“I do think that people are starting to realize that this team will spend money,” Swisher said. “I think that’s a great thing, not only for guys in the organization, but for free agents as well. This could be one of those places where a stud (starting pitcher) could come.
“With the moves that we’re making, they’re all the right moves. With everything that Chris (Antonetti) and (team president) Mark (Shapiro) and (owner) Mr. Dolan are doing, we have the utmost trust in them, because we know they’re going to do what’s best for this organization, and I think they’re putting their money where their mouth is. This front office is smart, man. These guys know what they’re doing. Hopefully, it’s the resurrection of this organization.”
“Hopefully that sends a message to everybody else that Cleveland, guys want to be here,” Giambi said. “Hopefully they’re building that same momentum they had in the past. When I first broke in the league (1996), this was the place. This was the place where everybody wanted to go. This is where you wanted to play when you wanted to go win a World Series. This was like being like the Yankees.”
“They’re trying to get back to that. Now you have a great, young core of players that they’re signing. That’s easier to build a team, because those kids are only going to get better and better and better every year.”
Manager Terry Francona has the benefit of guiding players that will be in the fold for years to come.
“I think it’s terrific. I’m thrilled for the players,” Francona said. “I think we’re trying to have a place, a team here where players enjoy playing the game right and through that comes a lot of wins and with that comes fans being proud of their team. That would be the formula.”
Danny Salazar, Friday’s starting pitcher, had no problem with the careful approach the Indians took with him this spring. Cleveland delayed Salazar’s debut and limited his innings count this exhibition season, and has actually been handling him with care since he underwent reconstructive elbow surgery at the end of 2010.
“They told me in the beginning, the program for me, and I agree with that,” said Salazar, who tossed a career-high 144 innings last year. “They know more than me. They have more experience. They know what is good for me. I’m healthy, strong. That’s all that matters. I’m ready for the season.”

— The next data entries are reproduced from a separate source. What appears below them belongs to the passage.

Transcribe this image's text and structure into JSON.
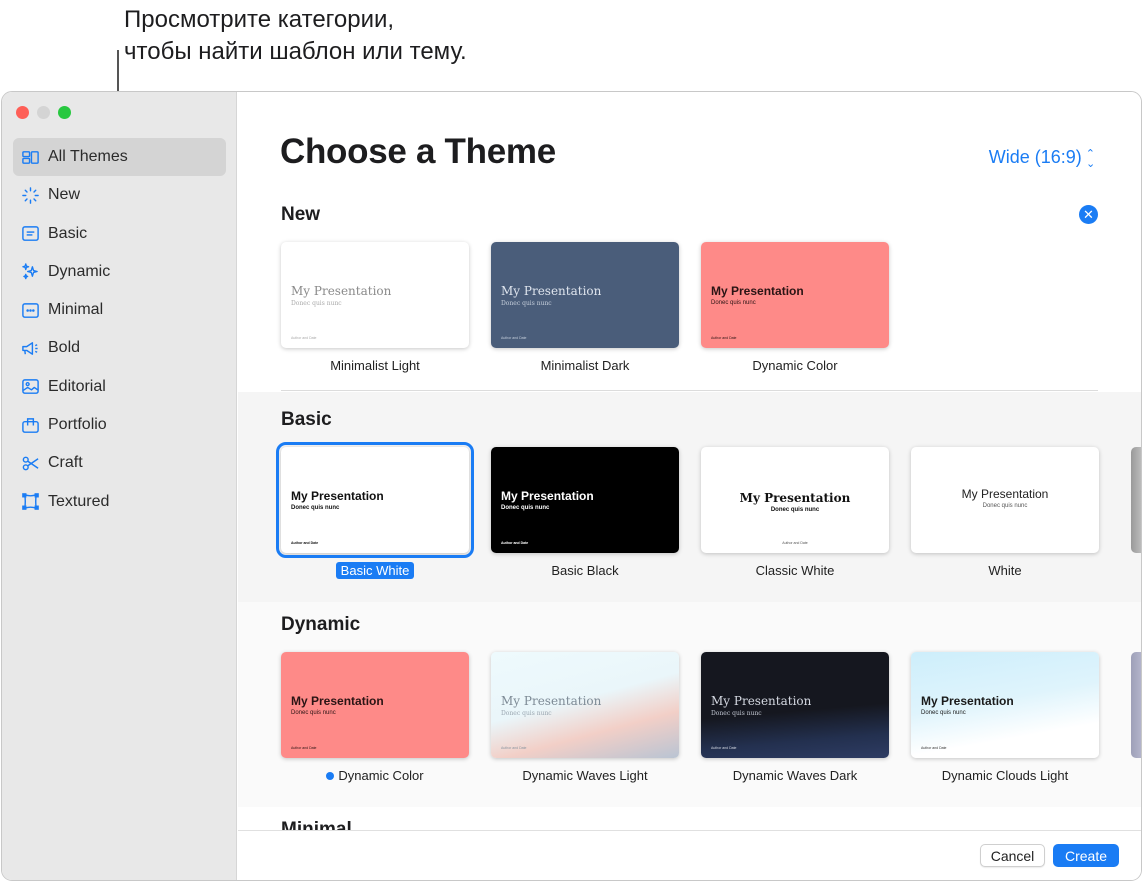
{
  "callout": {
    "line1": "Просмотрите категории,",
    "line2": "чтобы найти шаблон или тему."
  },
  "sidebar": {
    "items": [
      {
        "label": "All Themes",
        "icon": "grid-icon",
        "active": true
      },
      {
        "label": "New",
        "icon": "sparkle-burst-icon"
      },
      {
        "label": "Basic",
        "icon": "basic-slide-icon"
      },
      {
        "label": "Dynamic",
        "icon": "sparkles-icon"
      },
      {
        "label": "Minimal",
        "icon": "ellipsis-slide-icon"
      },
      {
        "label": "Bold",
        "icon": "megaphone-icon"
      },
      {
        "label": "Editorial",
        "icon": "photo-icon"
      },
      {
        "label": "Portfolio",
        "icon": "briefcase-icon"
      },
      {
        "label": "Craft",
        "icon": "scissors-icon"
      },
      {
        "label": "Textured",
        "icon": "textured-frame-icon"
      }
    ]
  },
  "header": {
    "title": "Choose a Theme",
    "size_select": "Wide (16:9)"
  },
  "sections": [
    {
      "title": "New",
      "cards": [
        {
          "label": "Minimalist Light",
          "t1": "My Presentation",
          "t2": "Donec quis nunc",
          "t3": "Author and Date"
        },
        {
          "label": "Minimalist Dark",
          "t1": "My Presentation",
          "t2": "Donec quis nunc",
          "t3": "Author and Date"
        },
        {
          "label": "Dynamic Color",
          "t1": "My Presentation",
          "t2": "Donec quis nunc",
          "t3": "Author and Date"
        }
      ]
    },
    {
      "title": "Basic",
      "cards": [
        {
          "label": "Basic White",
          "t1": "My Presentation",
          "t2": "Donec quis nunc",
          "t3": "Author and Date",
          "selected": true
        },
        {
          "label": "Basic Black",
          "t1": "My Presentation",
          "t2": "Donec quis nunc",
          "t3": "Author and Date"
        },
        {
          "label": "Classic White",
          "t1": "My Presentation",
          "t2": "Donec quis nunc",
          "t3": "Author and Date"
        },
        {
          "label": "White",
          "t1": "My Presentation",
          "t2": "Donec quis nunc"
        }
      ]
    },
    {
      "title": "Dynamic",
      "cards": [
        {
          "label": "Dynamic Color",
          "t1": "My Presentation",
          "t2": "Donec quis nunc",
          "t3": "Author and Date",
          "dot": true
        },
        {
          "label": "Dynamic Waves Light",
          "t1": "My Presentation",
          "t2": "Donec quis nunc",
          "t3": "Author and Date"
        },
        {
          "label": "Dynamic Waves Dark",
          "t1": "My Presentation",
          "t2": "Donec quis nunc",
          "t3": "Author and Date"
        },
        {
          "label": "Dynamic Clouds Light",
          "t1": "My Presentation",
          "t2": "Donec quis nunc",
          "t3": "Author and Date"
        }
      ]
    },
    {
      "title": "Minimal"
    }
  ],
  "footer": {
    "cancel": "Cancel",
    "create": "Create"
  },
  "colors": {
    "accent": "#1a7cf4",
    "minimalist_dark": "#4a5d7a",
    "dynamic_color": "#fe8a88",
    "waves_dark": "#15171f"
  }
}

At 24, Salazar is the youngest Cleveland pitcher to start the home opener since a 21-year-old Dennis Eckersley in 1976. He fell short of becoming the youngest Indians pitcher to record a win in the home opener since Bob Feller did it in 1939 at the age of 20.

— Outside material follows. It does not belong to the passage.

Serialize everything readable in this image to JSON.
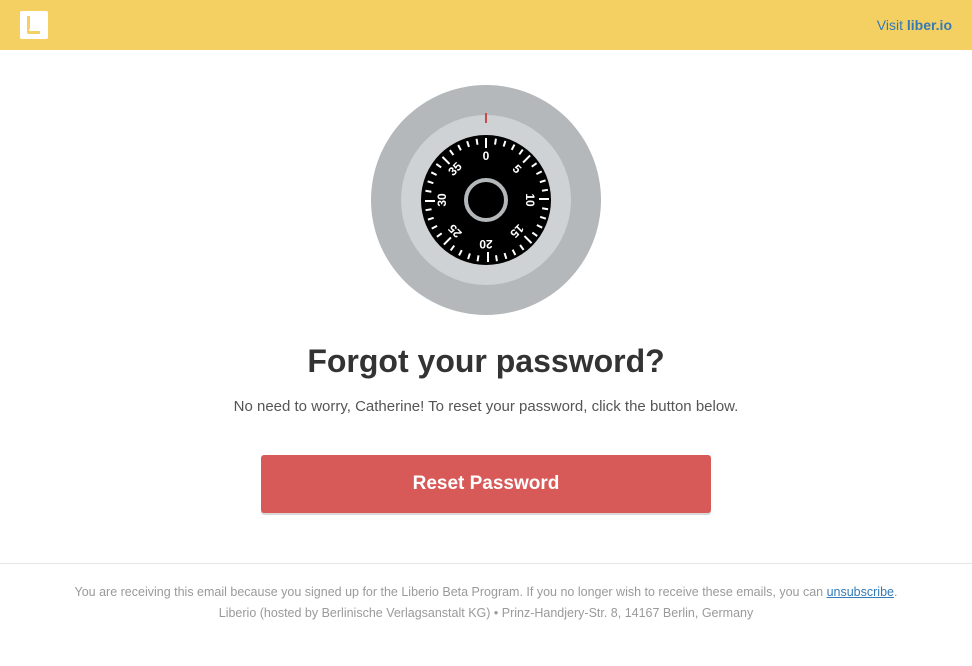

Michael Bourn (left hamstring strain) was scheduled to begin a rehab assignment with Triple-A Columbus on Friday after the Clippers’ home opener was rained out Thursday. He was expected to play Friday and Saturday if weather permits.
“We reserve the right to use some judgment there,” Francona said of Bourn, who will most likely be activated from the disabled list sometime next week.

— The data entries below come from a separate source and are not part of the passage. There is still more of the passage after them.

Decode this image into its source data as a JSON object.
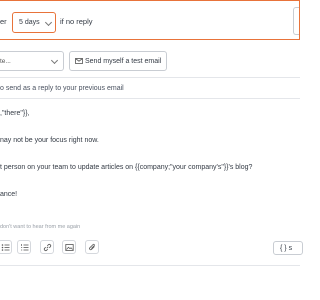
{
  "schedule": {
    "after_label_tail": "er",
    "days_value": "5 days",
    "no_reply_label": "if no reply"
  },
  "template": {
    "select_value": "te..."
  },
  "test_email": {
    "label": "Send myself a test email",
    "icon": "envelope-icon"
  },
  "reply": {
    "label": "o send as a reply to your previous email"
  },
  "body": {
    "lines": [
      ",\"there\"}},",
      "nay not be your focus right now.",
      "t person on your team to update articles on {{company;\"your company's\"}}'s blog?",
      "ance!"
    ]
  },
  "footer": {
    "unsubscribe": "don't want to hear from me again"
  },
  "toolbar": {
    "buttons": [
      "bullet-list-icon",
      "numbered-list-icon",
      "link-icon",
      "image-icon",
      "attachment-icon"
    ],
    "variables_label": "{ } s"
  },
  "colors": {
    "accent": "#e8733a",
    "border": "#c9cdd3",
    "text": "#333a44"
  }
}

Giambi (rib fracture) has been hitting in the cages but the Indians haven’t announced a timetable for his return from the disabled list. He traveled with the team to Oakland and was announced during pregame festivities Friday.
The Indians got their first experience of MLB’s expanded replay in a variety of ways during their season-opening trip to Oakland. Cleveland had a pair of plays at the plate reviewed and a Mike Aviles stolen base attempt that was reversed in the Indians’ favor.
Francona called the new replay rules a work in progress.
“I do think the more comfortable we get with it the better we will handle it,” he said. “It’s in place to make the game better, so hopefully that’s what happens and things don’t get in the way along the way.”
“I love it,” Giambi said. “We have the technology, why not take advantage of it? I think it really helps out the umpires. They’ve always been put in that position where they can never win. I think it’s really helped the game out.”
- The Indians entered Friday with a 58-55 all-time record in home openers and a 10-10 mark in openers at Jacobs/Progressive Field.
- Former Cleveland manager Mike Hargrove threw out the ceremonial first pitch to his former player and current first base coach Sandy Alomar.
- A moment of silence was observed for former broadcaster Mike Hegan, who passed away on Christmas Day.